A study of nursing home residents with atrial fibrillation (AF) has found that the use of direct-acting oral anticoagulants (DOACs) has greatly increased since their introduction. As their use increased, use of warfarin decreased.
Nursing home residents with AF have a high risk for ischemic stroke and bleeding events, which is why researchers set out to find out whether DOAC use in nursing home residents was changing.
A national estimate in 2004 indicated that less than one-third of this high‐risk population were using anticoagulants, writes Matthew Alcusky, PharmD, lead author and assistant professor of epidemiology at the University of Massachusetts Medical School in Worcester The study was published in the May 7 issue of the Journal of the American Heart Association.
Alcusky and colleagues estimated the prevalence of oral anticoagulant (OAC) use among Medicare fee-for-service beneficiaries with AF who resided in long-term nursing homes from 2011 through 2016. They examined Medicare Part D claims for apixaban (Eliquis), dabigatran (Pradaxa), edoxaban (Savaysa, Lixiana), rivaroxaban (Xarelto), and warfarin (Coumadin).
The proportion of residents with AF treated with oral anticoagulants was 42.4% as of July 1, 2011, at which time the majority of those treated were using warfarin. Anticoagulant use remained stable through the close of 2013, at which time 42.8% of residents were treated, 35.2% with warfarin and 7.7% with DOACs.
Then, starting in the first half of 2014, the prevalence of anticoagulant use increased during each half‐year through the end of the study (December 31, 2016), at which time 47.8% of residents were treated. “This period (2014–2016) of increasing anticoagulant use coincided with a decline in warfarin use and a rise in DOAC use such that by the end of 2016, the prevalence of warfarin use (24.7%) was nearly equal to DOAC use (23.1%),” Alcusky writes.
Dabigatran use increased during the early study period and peaked in the first half of 2012 before stabilizing in the range of 2.2% to 3.1% through 2016. In contrast, the prevalence of rivaroxaban and apixaban use continued to rise through the end of the study.
Over the five years (2012-2016) after its market entry, rivaroxaban use increased from 0.4% to 8.3%. During the four full years after market entry (2013–2016), apixaban use also rose from 0.1% to 12.6%. In contrast, edoxaban use remained rare after its approval in 2015.
“Increases in anticoagulant use among U.S. nursing home residents with atrial fibrillation coincided with declining warfarin use and increasing DOAC use,” Alcusky writes.
Before the availability of DOACs, use of oral anticoagulants was reported to be low among high‐risk older adults with AF in the United States and internationally, according to the researchers. Estimates of anticoagulant use among U.S. nursing home residents with AF in the 1990s and early 2000s suggested that around two-thirds of residents were not treated with warfarin.

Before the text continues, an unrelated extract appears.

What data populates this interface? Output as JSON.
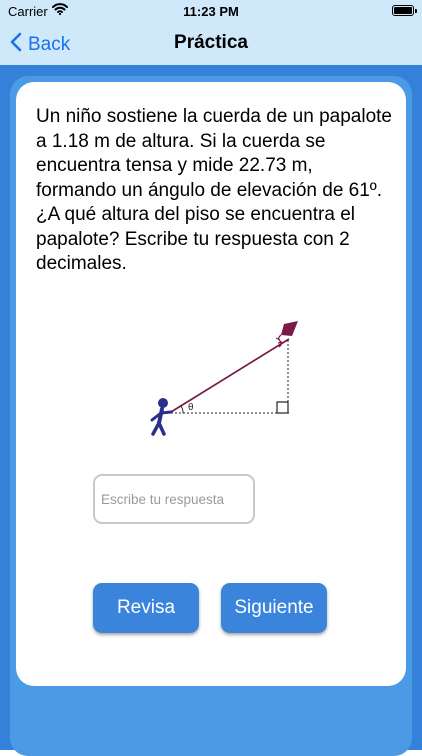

“At that time, reports of high rates of adverse events and labile international normalized ratios for nursing home residents were accompanied by physician uncertainty about the relative benefits and risks of warfarin in the long‐term care setting. This uncertainty about the net benefit of treatment continues to affect anticoagulant prescribing decisions for high‐risk older adults,” Alcusky writes.
Even after a marked increase in anticoagulant use between 2004 and 2016, more than half of nursing home residents with AF remain untreated, the researchers discovered. “The large majority of residents with AF are at high risk for stroke, evidenced by 85% of residents with a CHA2DS2‐Vasc score of ≥4,” Alcusky writes.
However, with recent availability of DOAC reversal agents and emerging observational evidence reinforcing trial findings in real‐world populations, including the frail, it is likely the gradual increase in anticoagulation of nursing home residents and ongoing shift from warfarin to DOACs will continue, according to Alcusky.